§ **TASK OBJECTIVE**: Count how many lines below include the string "icon". Only that number should appear in the reply.

§ **THE DATA**:

********

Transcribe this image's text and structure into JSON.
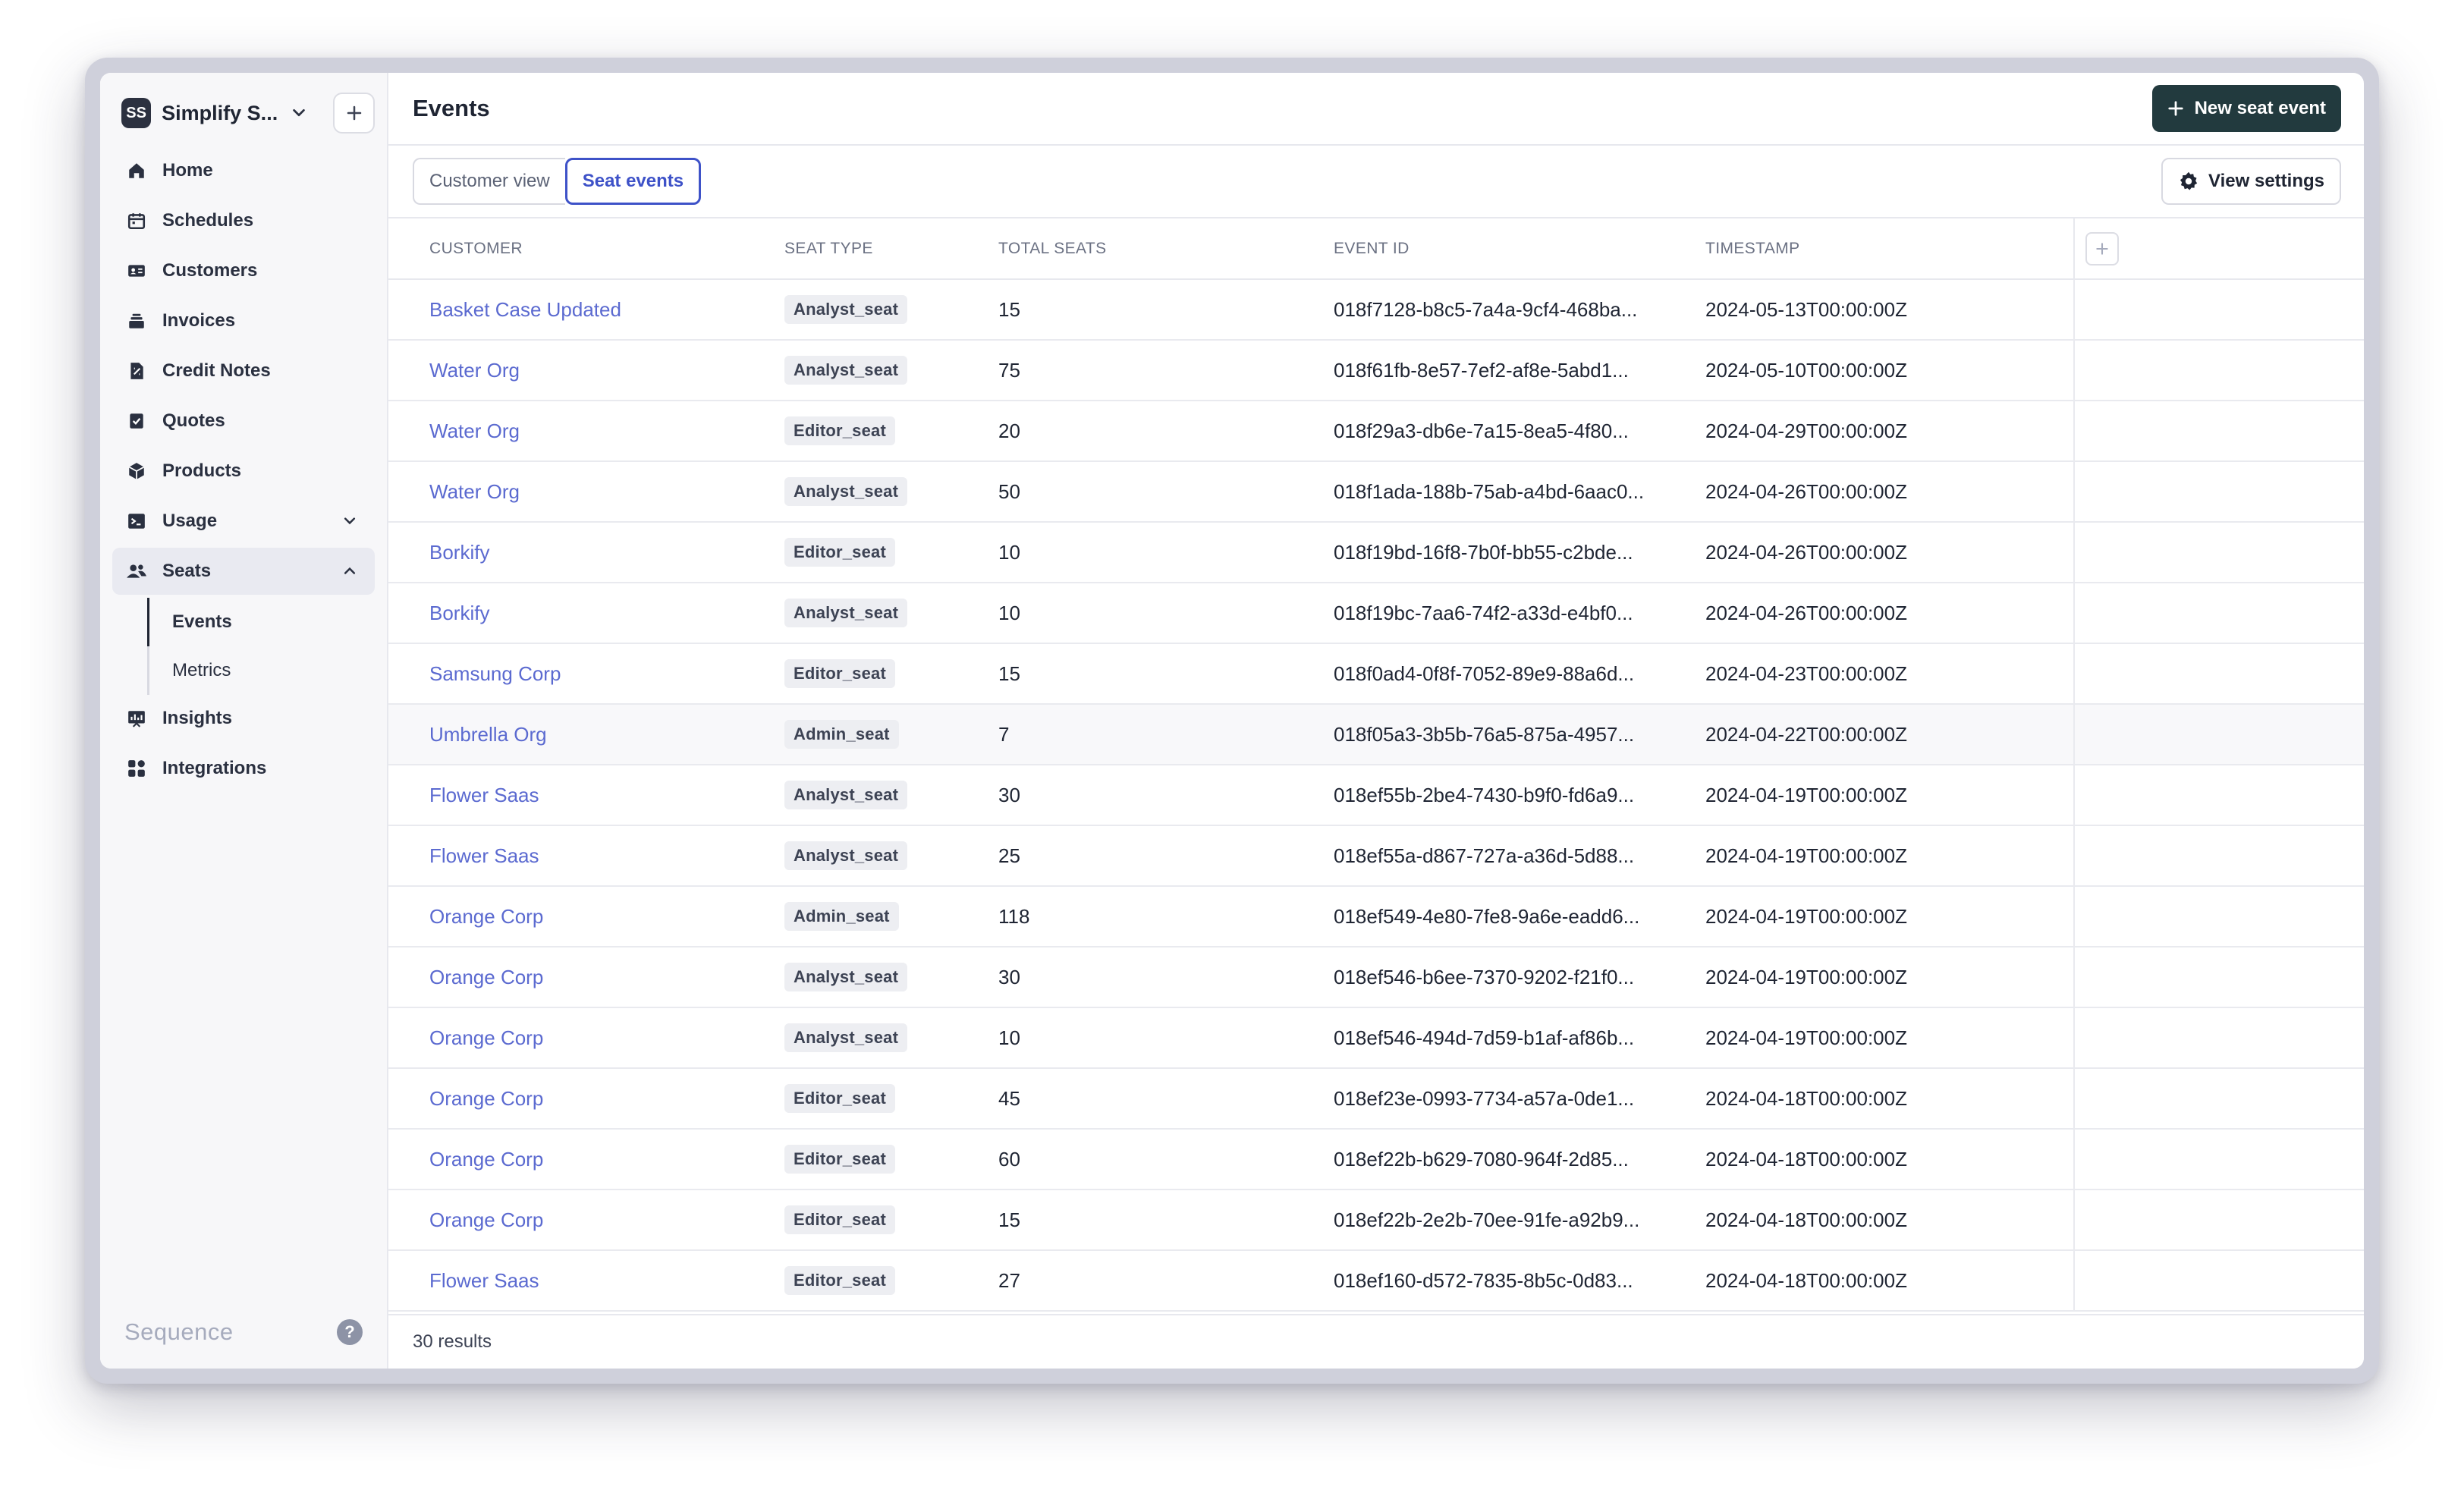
{
  "sidebar": {
    "org": {
      "initials": "SS",
      "name": "Simplify S..."
    },
    "items": [
      {
        "label": "Home",
        "icon": "home-icon"
      },
      {
        "label": "Schedules",
        "icon": "calendar-icon"
      },
      {
        "label": "Customers",
        "icon": "id-card-icon"
      },
      {
        "label": "Invoices",
        "icon": "invoice-stack-icon"
      },
      {
        "label": "Credit Notes",
        "icon": "credit-note-icon"
      },
      {
        "label": "Quotes",
        "icon": "quote-check-icon"
      },
      {
        "label": "Products",
        "icon": "box-icon"
      },
      {
        "label": "Usage",
        "icon": "terminal-icon"
      },
      {
        "label": "Seats",
        "icon": "users-icon"
      },
      {
        "label": "Insights",
        "icon": "chart-icon"
      },
      {
        "label": "Integrations",
        "icon": "grid-icon"
      }
    ],
    "seats_sub": [
      {
        "label": "Events"
      },
      {
        "label": "Metrics"
      }
    ],
    "brand": "Sequence",
    "help": "?"
  },
  "header": {
    "title": "Events",
    "new_button": "New seat event"
  },
  "toolbar": {
    "tabs": [
      {
        "label": "Customer view"
      },
      {
        "label": "Seat events"
      }
    ],
    "settings_label": "View settings"
  },
  "table": {
    "columns": [
      "CUSTOMER",
      "SEAT TYPE",
      "TOTAL SEATS",
      "EVENT ID",
      "TIMESTAMP"
    ],
    "rows": [
      {
        "customer": "Basket Case Updated",
        "seat_type": "Analyst_seat",
        "total": "15",
        "event_id": "018f7128-b8c5-7a4a-9cf4-468ba...",
        "timestamp": "2024-05-13T00:00:00Z"
      },
      {
        "customer": "Water Org",
        "seat_type": "Analyst_seat",
        "total": "75",
        "event_id": "018f61fb-8e57-7ef2-af8e-5abd1...",
        "timestamp": "2024-05-10T00:00:00Z"
      },
      {
        "customer": "Water Org",
        "seat_type": "Editor_seat",
        "total": "20",
        "event_id": "018f29a3-db6e-7a15-8ea5-4f80...",
        "timestamp": "2024-04-29T00:00:00Z"
      },
      {
        "customer": "Water Org",
        "seat_type": "Analyst_seat",
        "total": "50",
        "event_id": "018f1ada-188b-75ab-a4bd-6aac0...",
        "timestamp": "2024-04-26T00:00:00Z"
      },
      {
        "customer": "Borkify",
        "seat_type": "Editor_seat",
        "total": "10",
        "event_id": "018f19bd-16f8-7b0f-bb55-c2bde...",
        "timestamp": "2024-04-26T00:00:00Z"
      },
      {
        "customer": "Borkify",
        "seat_type": "Analyst_seat",
        "total": "10",
        "event_id": "018f19bc-7aa6-74f2-a33d-e4bf0...",
        "timestamp": "2024-04-26T00:00:00Z"
      },
      {
        "customer": "Samsung Corp",
        "seat_type": "Editor_seat",
        "total": "15",
        "event_id": "018f0ad4-0f8f-7052-89e9-88a6d...",
        "timestamp": "2024-04-23T00:00:00Z"
      },
      {
        "customer": "Umbrella Org",
        "seat_type": "Admin_seat",
        "total": "7",
        "event_id": "018f05a3-3b5b-76a5-875a-4957...",
        "timestamp": "2024-04-22T00:00:00Z"
      },
      {
        "customer": "Flower Saas",
        "seat_type": "Analyst_seat",
        "total": "30",
        "event_id": "018ef55b-2be4-7430-b9f0-fd6a9...",
        "timestamp": "2024-04-19T00:00:00Z"
      },
      {
        "customer": "Flower Saas",
        "seat_type": "Analyst_seat",
        "total": "25",
        "event_id": "018ef55a-d867-727a-a36d-5d88...",
        "timestamp": "2024-04-19T00:00:00Z"
      },
      {
        "customer": "Orange Corp",
        "seat_type": "Admin_seat",
        "total": "118",
        "event_id": "018ef549-4e80-7fe8-9a6e-eadd6...",
        "timestamp": "2024-04-19T00:00:00Z"
      },
      {
        "customer": "Orange Corp",
        "seat_type": "Analyst_seat",
        "total": "30",
        "event_id": "018ef546-b6ee-7370-9202-f21f0...",
        "timestamp": "2024-04-19T00:00:00Z"
      },
      {
        "customer": "Orange Corp",
        "seat_type": "Analyst_seat",
        "total": "10",
        "event_id": "018ef546-494d-7d59-b1af-af86b...",
        "timestamp": "2024-04-19T00:00:00Z"
      },
      {
        "customer": "Orange Corp",
        "seat_type": "Editor_seat",
        "total": "45",
        "event_id": "018ef23e-0993-7734-a57a-0de1...",
        "timestamp": "2024-04-18T00:00:00Z"
      },
      {
        "customer": "Orange Corp",
        "seat_type": "Editor_seat",
        "total": "60",
        "event_id": "018ef22b-b629-7080-964f-2d85...",
        "timestamp": "2024-04-18T00:00:00Z"
      },
      {
        "customer": "Orange Corp",
        "seat_type": "Editor_seat",
        "total": "15",
        "event_id": "018ef22b-2e2b-70ee-91fe-a92b9...",
        "timestamp": "2024-04-18T00:00:00Z"
      },
      {
        "customer": "Flower Saas",
        "seat_type": "Editor_seat",
        "total": "27",
        "event_id": "018ef160-d572-7835-8b5c-0d83...",
        "timestamp": "2024-04-18T00:00:00Z"
      }
    ],
    "results": "30 results"
  },
  "colors": {
    "primary": "#223a3e",
    "link": "#5b6ad0",
    "accent": "#3e52c8"
  }
}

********

§ **EXERCISE ANSWER**: 11